Perhaps the most heartbreaking part of divorcing as a parent is that in addition to dividing your property, you must divide your time with your children. As much as the Illinois courts try to seek a fair division of time between two parents, it is not always possible, especially when you have other obligations.
If the court has allocated parental rights to your ex, you may be concerned that you are not getting enough parenting time with your children. One way to increase the amount of time you spend with them is to request the inclusion of the right of first refusal in your parenting orders.
The benefits of first refusal
It may be heartbreaking to learn that you had an evening free, but your ex-spouse called a babysitter instead of asking you to keep the kids. Those hours spent with a hired sitter or a grandparent may have been time for you to be with the kids, time to bond and share experiences beyond what your limited parenting time allows. If you had the right of first refusal in your parenting orders, your ex would have to contact you to see if you are available before calling a babysitter.
Some of the important details related to first refusal rights include the following:
- Your parenting orders can state that your ex must give you the right of first refusal if he or she needs a caregiver for longer than a certain period of time, such as three hours or whatever you negotiate.
- If your ex-spouse fails to contact you first, he or she may be in contempt of court.
- First refusal rights can include contacting you to take the children to appointments, such as doctor appointments, music lessons or athletic practice, when a scheduling conflict prevents your spouse from doing so.

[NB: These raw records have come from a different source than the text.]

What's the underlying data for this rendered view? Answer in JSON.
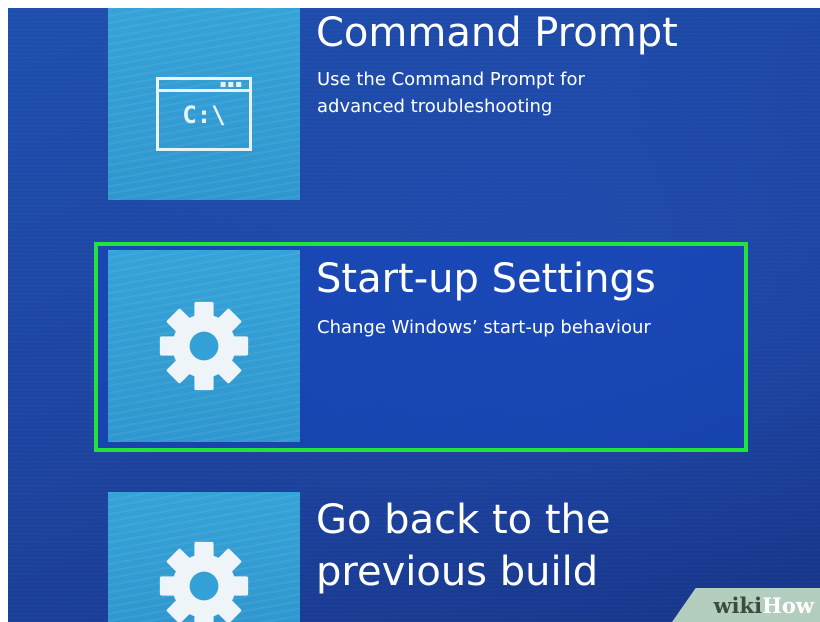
{
  "options": [
    {
      "title": "Command Prompt",
      "description_lines": [
        "Use the Command Prompt for",
        "advanced troubleshooting"
      ],
      "icon": "command-prompt-icon",
      "icon_text": "C:\\"
    },
    {
      "title": "Start-up Settings",
      "description_lines": [
        "Change Windows’ start-up behaviour"
      ],
      "icon": "gear-icon",
      "highlighted": true
    },
    {
      "title": "Go back to the previous build",
      "icon": "gear-icon"
    }
  ],
  "watermark": {
    "part1": "wiki",
    "part2": "How"
  },
  "colors": {
    "background": "#1d46a3",
    "tile": "#35a3d8",
    "highlight_border": "#22e23b",
    "text": "#ffffff"
  }
}
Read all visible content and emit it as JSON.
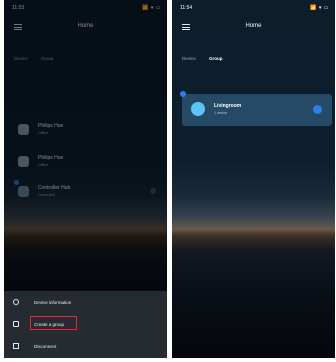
{
  "left_screen": {
    "status": {
      "time": "11:53",
      "icons": "📶 ▾ ▭"
    },
    "title": "Home",
    "tabs": [
      "Device",
      "Group"
    ],
    "devices": [
      {
        "name": "Philips Hue",
        "status": "Offline"
      },
      {
        "name": "Philips Hue",
        "status": "Offline"
      },
      {
        "name": "Controller Hub",
        "status": "Connected"
      }
    ],
    "menu": [
      "Device information",
      "Create a group",
      "Disconnect"
    ]
  },
  "right_screen": {
    "status": {
      "time": "11:54",
      "icons": "📶 ▾ ▭"
    },
    "title": "Home",
    "tabs": [
      "Device",
      "Group"
    ],
    "group": {
      "name": "Livingroom",
      "count": "1 device"
    }
  },
  "colors": {
    "accent": "#2d7df6",
    "highlight": "#e02b2b",
    "group_card": "#264a66"
  }
}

- You may also have parenting time with your kids instead of your spouse sending them to after school daycare, if your schedule permits.
- You must reciprocate by allowing your former spouse the right of first refusal if you are unable to be with the children during your parenting time.
The right of first refusal can enhance your relationship with your children by providing those extra moments together you may not have had otherwise. Without this stipulation in your parenting order, others who have no parental rights may be with your children at times when you are available to care for them.